Now how about this one. What do you see? Snow flakes. Ice crystals on glass. A forest in the background? Tendrils of ice snaking to connect to one another. Water loves water, it’s always searching for a way to reconnect. What about the colors? The deep blue of a cold day. The white of the promise of warmth that follows packed in snow. So many roads to take with our imagination.
After viewing these pictures, I feel like mentioning one more thing. We struggle with enjoying winter but children do not. This is a central topic of this blog but we need to be more childlike. Yeah, we don’t quite snow days. We are uncomfortable playing in the snow now. Shoveling is a chore (I like it). The roads are stressful and dangerous.
We don’t know how to enjoy anything anymore. How many of you have good snow boots? Snow pants? Exactly.
Go get bundled up. Go for a cold weather run. Go run and play in the snow! Try some cartwheels, handstands, somersaults. Just play. You don’t even have to play with someone else. Grab your dog. Run around. Just go have some fun.
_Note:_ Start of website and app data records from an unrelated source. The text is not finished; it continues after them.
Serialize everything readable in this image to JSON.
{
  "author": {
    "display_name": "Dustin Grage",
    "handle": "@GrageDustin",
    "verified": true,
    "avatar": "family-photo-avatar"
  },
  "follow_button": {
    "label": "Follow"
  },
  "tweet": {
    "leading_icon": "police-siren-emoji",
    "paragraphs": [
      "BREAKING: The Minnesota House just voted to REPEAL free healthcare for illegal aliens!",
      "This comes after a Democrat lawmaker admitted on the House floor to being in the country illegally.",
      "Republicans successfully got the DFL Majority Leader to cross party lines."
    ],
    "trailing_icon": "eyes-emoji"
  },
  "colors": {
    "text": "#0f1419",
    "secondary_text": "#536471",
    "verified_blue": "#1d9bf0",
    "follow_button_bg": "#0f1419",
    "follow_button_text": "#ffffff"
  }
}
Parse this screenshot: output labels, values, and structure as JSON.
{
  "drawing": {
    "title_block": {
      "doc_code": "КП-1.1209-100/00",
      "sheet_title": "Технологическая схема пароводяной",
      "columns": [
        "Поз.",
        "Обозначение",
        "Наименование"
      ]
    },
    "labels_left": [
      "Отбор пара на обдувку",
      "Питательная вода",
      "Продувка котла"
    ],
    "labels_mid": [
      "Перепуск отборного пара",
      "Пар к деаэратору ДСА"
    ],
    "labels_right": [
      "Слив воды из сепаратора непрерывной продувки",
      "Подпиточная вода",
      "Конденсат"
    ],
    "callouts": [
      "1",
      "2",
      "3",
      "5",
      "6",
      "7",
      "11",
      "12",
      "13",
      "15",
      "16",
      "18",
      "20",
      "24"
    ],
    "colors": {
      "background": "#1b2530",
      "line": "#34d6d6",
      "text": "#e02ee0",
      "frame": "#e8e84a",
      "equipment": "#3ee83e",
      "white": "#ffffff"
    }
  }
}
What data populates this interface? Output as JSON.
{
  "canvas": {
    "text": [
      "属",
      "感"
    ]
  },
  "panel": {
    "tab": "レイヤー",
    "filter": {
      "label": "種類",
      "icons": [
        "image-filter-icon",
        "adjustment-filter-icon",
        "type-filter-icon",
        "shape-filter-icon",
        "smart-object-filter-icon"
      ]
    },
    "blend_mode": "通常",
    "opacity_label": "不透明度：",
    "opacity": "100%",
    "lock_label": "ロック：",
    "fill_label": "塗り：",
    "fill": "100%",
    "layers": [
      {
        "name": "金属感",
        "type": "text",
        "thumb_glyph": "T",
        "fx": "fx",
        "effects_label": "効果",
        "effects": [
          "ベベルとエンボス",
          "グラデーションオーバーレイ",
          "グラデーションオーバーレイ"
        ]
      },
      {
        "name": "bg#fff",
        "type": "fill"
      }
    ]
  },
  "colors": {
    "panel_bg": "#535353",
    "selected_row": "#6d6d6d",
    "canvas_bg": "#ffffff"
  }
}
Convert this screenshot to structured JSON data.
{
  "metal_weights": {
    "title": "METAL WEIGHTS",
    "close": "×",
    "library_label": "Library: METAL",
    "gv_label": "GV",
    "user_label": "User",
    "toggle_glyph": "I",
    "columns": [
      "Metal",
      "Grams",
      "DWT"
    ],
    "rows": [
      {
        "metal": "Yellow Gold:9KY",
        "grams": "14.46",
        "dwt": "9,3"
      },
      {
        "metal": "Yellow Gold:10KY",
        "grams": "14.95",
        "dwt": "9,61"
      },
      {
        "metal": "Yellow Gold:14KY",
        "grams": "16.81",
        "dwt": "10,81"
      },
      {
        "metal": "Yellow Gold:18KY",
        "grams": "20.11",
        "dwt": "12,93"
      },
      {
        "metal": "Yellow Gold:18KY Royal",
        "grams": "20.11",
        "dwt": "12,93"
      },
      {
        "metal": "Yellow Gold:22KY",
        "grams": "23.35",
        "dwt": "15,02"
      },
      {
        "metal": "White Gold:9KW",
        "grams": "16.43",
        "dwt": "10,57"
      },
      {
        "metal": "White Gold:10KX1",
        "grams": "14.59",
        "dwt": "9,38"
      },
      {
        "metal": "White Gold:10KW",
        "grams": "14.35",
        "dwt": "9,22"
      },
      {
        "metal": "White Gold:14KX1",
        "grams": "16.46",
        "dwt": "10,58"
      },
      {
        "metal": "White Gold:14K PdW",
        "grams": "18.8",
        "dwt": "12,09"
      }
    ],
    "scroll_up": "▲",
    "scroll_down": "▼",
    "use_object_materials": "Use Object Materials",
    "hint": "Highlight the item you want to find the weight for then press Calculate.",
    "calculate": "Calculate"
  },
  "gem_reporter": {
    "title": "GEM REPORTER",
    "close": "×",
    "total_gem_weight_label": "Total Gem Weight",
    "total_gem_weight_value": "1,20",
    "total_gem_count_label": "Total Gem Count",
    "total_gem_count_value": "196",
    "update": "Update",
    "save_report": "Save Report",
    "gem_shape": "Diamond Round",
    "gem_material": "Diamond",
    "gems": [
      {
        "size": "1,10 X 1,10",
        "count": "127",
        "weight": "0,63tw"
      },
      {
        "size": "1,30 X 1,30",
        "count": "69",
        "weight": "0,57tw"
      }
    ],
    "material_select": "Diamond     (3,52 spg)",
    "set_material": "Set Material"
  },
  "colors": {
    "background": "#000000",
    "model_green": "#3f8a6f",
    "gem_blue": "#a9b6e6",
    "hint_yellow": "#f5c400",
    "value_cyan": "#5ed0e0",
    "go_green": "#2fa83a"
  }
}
If you aren’t in a position where you feel capable of doing that…grab some hot chocolate (not tea, not coffee), get bundled and pull a chair outside. Breathe in the fresh winter air. Sit and feel alive. Because though we might not recognize it, the world is most alive in winter. It is wild beauty and chaos. And we ought to enjoy it.